WHO CAN BENEFIT FROM DRINKING GOAT'S MILK?

  • People with delicate digestive systems. The fat particles in goats milk are smaller than those in cow's milk, therefore the milk is easier for people to digest.
  • The elderly - many of our customers are senior citizens who find goat milk to be the nutritious, easily digestible, natural source of calcium for their diet.
  • Infants - many babies who have difficulty digesting cow milk find goat milk the soothing natural alternative.
  • Expectant and nursing mothers - many mothers rely on the natural benefits of goat milk for themselves and their children.
  • Health conscious individuals who like to know where their food is produced - you are welcome to make an appointment to visit Petite Chèvre and meet the animals who produce our quality products.

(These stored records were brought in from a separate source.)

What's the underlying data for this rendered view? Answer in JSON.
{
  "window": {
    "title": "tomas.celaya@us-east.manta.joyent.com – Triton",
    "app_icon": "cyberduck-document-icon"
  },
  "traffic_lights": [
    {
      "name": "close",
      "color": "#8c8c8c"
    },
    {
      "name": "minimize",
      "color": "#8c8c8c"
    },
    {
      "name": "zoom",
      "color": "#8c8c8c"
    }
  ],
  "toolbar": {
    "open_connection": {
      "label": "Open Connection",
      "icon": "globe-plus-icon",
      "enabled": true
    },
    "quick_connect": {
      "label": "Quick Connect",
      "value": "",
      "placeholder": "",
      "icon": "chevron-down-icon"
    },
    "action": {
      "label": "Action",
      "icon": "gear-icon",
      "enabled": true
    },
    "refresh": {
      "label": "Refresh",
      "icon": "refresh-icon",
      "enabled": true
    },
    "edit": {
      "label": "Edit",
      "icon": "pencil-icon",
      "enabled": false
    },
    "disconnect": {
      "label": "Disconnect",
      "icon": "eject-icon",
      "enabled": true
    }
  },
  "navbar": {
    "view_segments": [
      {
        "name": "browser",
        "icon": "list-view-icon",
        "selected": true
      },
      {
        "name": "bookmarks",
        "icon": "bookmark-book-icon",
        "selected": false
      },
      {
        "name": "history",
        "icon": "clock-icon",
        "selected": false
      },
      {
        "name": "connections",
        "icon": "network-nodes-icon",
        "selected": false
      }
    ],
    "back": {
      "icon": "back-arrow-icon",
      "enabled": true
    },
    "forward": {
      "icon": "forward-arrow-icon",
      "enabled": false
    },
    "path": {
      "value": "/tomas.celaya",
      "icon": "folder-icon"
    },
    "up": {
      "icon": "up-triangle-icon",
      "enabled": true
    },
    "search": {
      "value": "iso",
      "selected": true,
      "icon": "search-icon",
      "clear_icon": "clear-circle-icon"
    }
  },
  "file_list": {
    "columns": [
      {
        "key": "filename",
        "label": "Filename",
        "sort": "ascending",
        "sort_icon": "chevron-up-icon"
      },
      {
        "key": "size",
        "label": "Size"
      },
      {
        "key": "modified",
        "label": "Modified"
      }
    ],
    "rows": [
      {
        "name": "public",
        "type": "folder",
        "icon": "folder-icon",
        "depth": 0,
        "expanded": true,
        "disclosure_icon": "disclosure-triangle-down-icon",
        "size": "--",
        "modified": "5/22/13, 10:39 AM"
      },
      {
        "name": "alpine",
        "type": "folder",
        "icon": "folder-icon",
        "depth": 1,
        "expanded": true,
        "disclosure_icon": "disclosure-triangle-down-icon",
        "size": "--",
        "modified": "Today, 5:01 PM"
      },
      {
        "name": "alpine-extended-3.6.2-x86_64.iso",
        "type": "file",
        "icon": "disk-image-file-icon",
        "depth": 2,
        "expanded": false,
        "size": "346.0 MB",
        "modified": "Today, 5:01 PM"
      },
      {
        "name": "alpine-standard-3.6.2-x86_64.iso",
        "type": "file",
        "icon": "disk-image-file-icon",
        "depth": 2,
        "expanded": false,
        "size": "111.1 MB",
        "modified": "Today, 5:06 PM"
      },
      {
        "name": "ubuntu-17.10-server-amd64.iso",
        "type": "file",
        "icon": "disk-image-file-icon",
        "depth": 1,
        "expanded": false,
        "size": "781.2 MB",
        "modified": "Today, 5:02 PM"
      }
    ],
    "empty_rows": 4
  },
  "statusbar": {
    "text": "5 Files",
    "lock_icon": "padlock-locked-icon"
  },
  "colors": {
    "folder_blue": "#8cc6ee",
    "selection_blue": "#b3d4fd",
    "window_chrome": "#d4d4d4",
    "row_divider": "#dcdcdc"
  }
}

Please note : No changes to your or your child's diet should be made without first consulting a dietician, pediatrician or family physician.

LACTOSE INTOLLERANCE

Lactose is the name given to the sugar in milk (milk sugar). Lactose is only found in milk and thus only made by mammals.Lactose is not as sweet as other more common sugars and is also less soluble. It is converted to lactic acid by the normal souring of milk caused by enzymes of Streptococcus Lactis and other organisms. The Lactose content of milk again varies from species to species. Human milk has rather a large percentage ranging from 6.5% to 7.5%. Both Goats and Cows have less than 5% (though the range is greater) resulting in some form of sweetness being added when babies are reared on either of these two milks.

Distinguishing between allergies and lactose intolerance:
Allergies and lactose intolerance are different things.  An allergic reaction is the body's response to a foreign body (antigen), typically proteins. Goat milk proteins have slightly different amino acid structures than cow milk proteins. Thus, a person who produces antibodies to cow milk proteins, may not produce antibodies to goat milk proteins. However, there is no guarantee that a person who is allergic to cow milk will not be allergic to goat milk, because the milks are similar. Lactose intolerance or lactose maldigestion result from a person's inability to completely digest lactose. Because microorganisms in the gut will produce gas, symptoms of lactose intolerance include cramps, flatulence and bloating. Lactose is present in all milks. Thus, goat milk can not successfully be substituted for cow milk in cases of lactose intolerance.

Interested readers, please follow these links for more information regarding Lactose Intollerance and the value of goat's milk.

http://www.milkgoats.co.za/milkgoat_production/index.php?p=18

http://www.dairygoat.co.za/lactose_intolerance/index.asp

PASTEURIZATION Pasteurization of milk is the process of heating raw milk for a specific time and temperature.

Pasteurization greatly reduces the possibility of food-borne illness.

At Petite Chèvre we pasteurize at 63 degrees Celsius for 20-30 minutes.

We want the benefits of pasteurization while still keeping our milk tasting as fresh as possible.

You will notice a fresh flavour with milk that is pasteurized at a lower temperature.

Many people comment that our milk tastes fresh from the farm. Try it and see what you think.

HOMOGENIZATION Perhaps you've heard that goat milk is 'naturally homogenized'
Because fat is lighter than water, the cream portion of milk floats on top of the skim portion of milk. Most cow's milk in the store are homogenized so that we do not see the two phases of milk. The milk is forced through tiny pores under high pressure to break the fat into smaller sized globules. Small globules distribute in milk and do not float as readily. One reason goat milk does not have to be homogenized is because it has a high proportion of small fat globules. The other reason is that goat milk lacks the protein agglutinin. Agglutinin makes fat globules stick together and float.

 

©2010 Petite Chèvre